“ ‘The land must not be sold permanently, because the land is mine and you reside in my land as foreigners and strangers.
Throughout the land that you hold as a possession, you must provide for the redemption of the land.
“ ‘If one of your fellow Israelites becomes poor and sells some of their property, their nearest relative is to come and redeem what they have sold.
If, however, there is no one to redeem it for them but later on they prosper and acquire sufficient means to redeem it themselves,
they are to determine the value for the years since they sold it and refund the balance to the one to whom they sold it; they can then go back to their own property.
But if they do not acquire the means to repay, what was sold will remain in the possession of the buyer until the Year of Jubilee. It will be returned in the Jubilee, and they can then go back to their property.
“ ‘Anyone who sells a house in a walled city retains the right of redemption a full year after its sale. During that time the seller may redeem it.
If it is not redeemed before a full year has passed, the house in the walled city shall belong permanently to the buyer and the buyer’s descendants. It is not to be returned in the Jubilee.
But houses in villages without walls around them are to be considered as belonging to the open country.
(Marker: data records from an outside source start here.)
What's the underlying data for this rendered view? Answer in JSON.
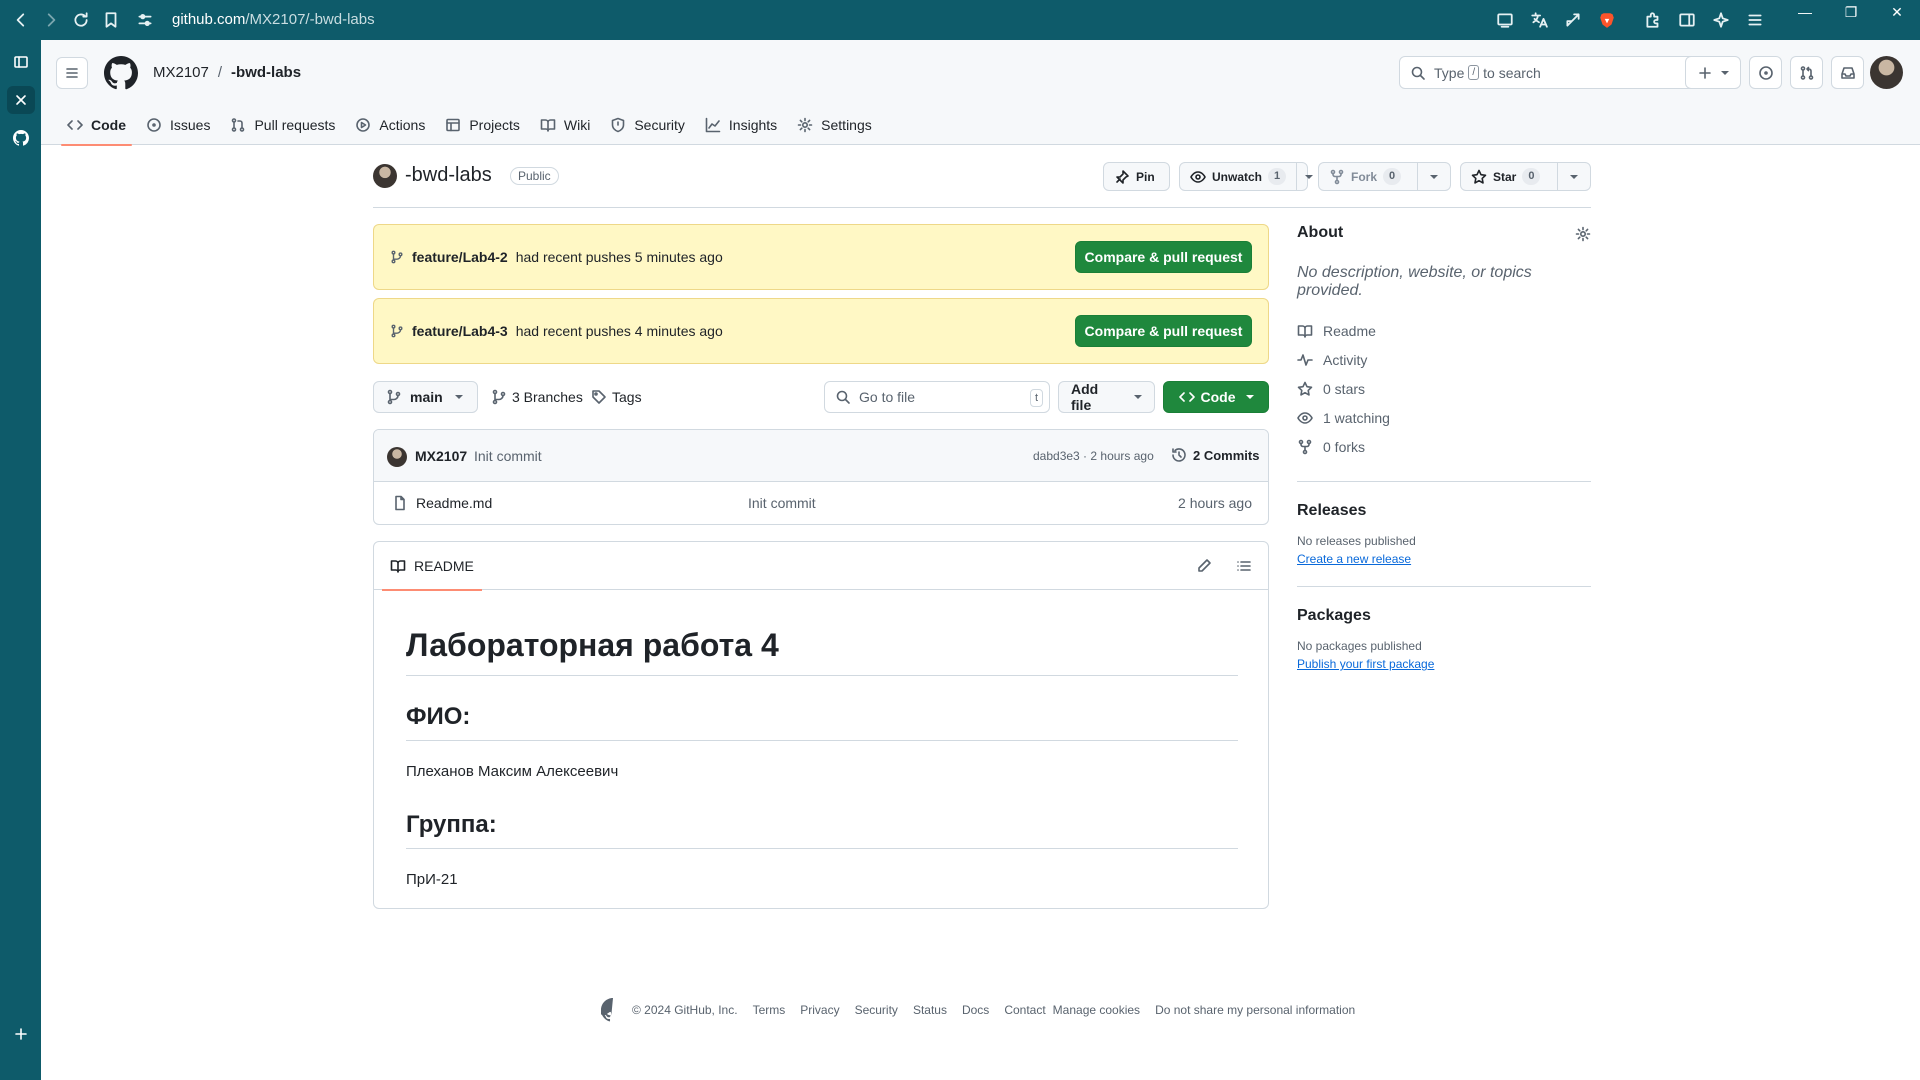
{
  "browser": {
    "url_host": "github.com",
    "url_path": "/MX2107/-bwd-labs"
  },
  "header": {
    "owner": "MX2107",
    "separator": "/",
    "repo": "-bwd-labs",
    "search_prefix": "Type",
    "search_key": "/",
    "search_suffix": "to search"
  },
  "tabs": [
    {
      "label": "Code",
      "icon": "code-icon"
    },
    {
      "label": "Issues",
      "icon": "issue-icon"
    },
    {
      "label": "Pull requests",
      "icon": "pull-request-icon"
    },
    {
      "label": "Actions",
      "icon": "play-icon"
    },
    {
      "label": "Projects",
      "icon": "table-icon"
    },
    {
      "label": "Wiki",
      "icon": "book-icon"
    },
    {
      "label": "Security",
      "icon": "shield-icon"
    },
    {
      "label": "Insights",
      "icon": "graph-icon"
    },
    {
      "label": "Settings",
      "icon": "gear-icon"
    }
  ],
  "repo": {
    "name": "-bwd-labs",
    "visibility": "Public",
    "pin_label": "Pin",
    "unwatch_label": "Unwatch",
    "unwatch_count": "1",
    "fork_label": "Fork",
    "fork_count": "0",
    "star_label": "Star",
    "star_count": "0"
  },
  "banners": [
    {
      "branch": "feature/Lab4-2",
      "text": "had recent pushes 5 minutes ago",
      "button": "Compare & pull request"
    },
    {
      "branch": "feature/Lab4-3",
      "text": "had recent pushes 4 minutes ago",
      "button": "Compare & pull request"
    }
  ],
  "file_nav": {
    "branch": "main",
    "branches": "3 Branches",
    "tags": "Tags",
    "goto_placeholder": "Go to file",
    "goto_key": "t",
    "add_file": "Add file",
    "code": "Code"
  },
  "commit": {
    "author": "MX2107",
    "message": "Init commit",
    "meta": "dabd3e3 · 2 hours ago",
    "commits": "2 Commits"
  },
  "files": [
    {
      "name": "Readme.md",
      "message": "Init commit",
      "age": "2 hours ago"
    }
  ],
  "readme": {
    "tab": "README",
    "h1": "Лабораторная работа 4",
    "h2_1": "ФИО:",
    "p1": "Плеханов Максим Алексеевич",
    "h2_2": "Группа:",
    "p2": "ПрИ-21"
  },
  "about": {
    "title": "About",
    "description": "No description, website, or topics provided.",
    "items": [
      {
        "label": "Readme",
        "icon": "book-icon"
      },
      {
        "label": "Activity",
        "icon": "pulse-icon"
      },
      {
        "label": "0 stars",
        "icon": "star-icon"
      },
      {
        "label": "1 watching",
        "icon": "eye-icon"
      },
      {
        "label": "0 forks",
        "icon": "fork-icon"
      }
    ],
    "releases_title": "Releases",
    "releases_text": "No releases published",
    "releases_link": "Create a new release",
    "packages_title": "Packages",
    "packages_text": "No packages published",
    "packages_link": "Publish your first package"
  },
  "footer": {
    "copyright": "© 2024 GitHub, Inc.",
    "links": [
      "Terms",
      "Privacy",
      "Security",
      "Status",
      "Docs",
      "Contact",
      "Manage cookies",
      "Do not share my personal information"
    ]
  },
  "colors": {
    "browser_bg": "#0e5b6a",
    "accent_green": "#1f883d",
    "tab_underline": "#fd8c73",
    "banner_bg": "#fff8c5",
    "link": "#0969da"
  }
}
They can be redeemed, and they are to be returned in the Jubilee.
“ ‘The Levites always have the right to redeem their houses in the Levitical towns, which they possess.
So the property of the Levites is redeemable—that is, a house sold in any town they hold—and is to be returned in the Jubilee, because the houses in the towns of the Levites are their property among the Israelites.
But the pastureland belonging to their towns must not be sold; it is their permanent possession.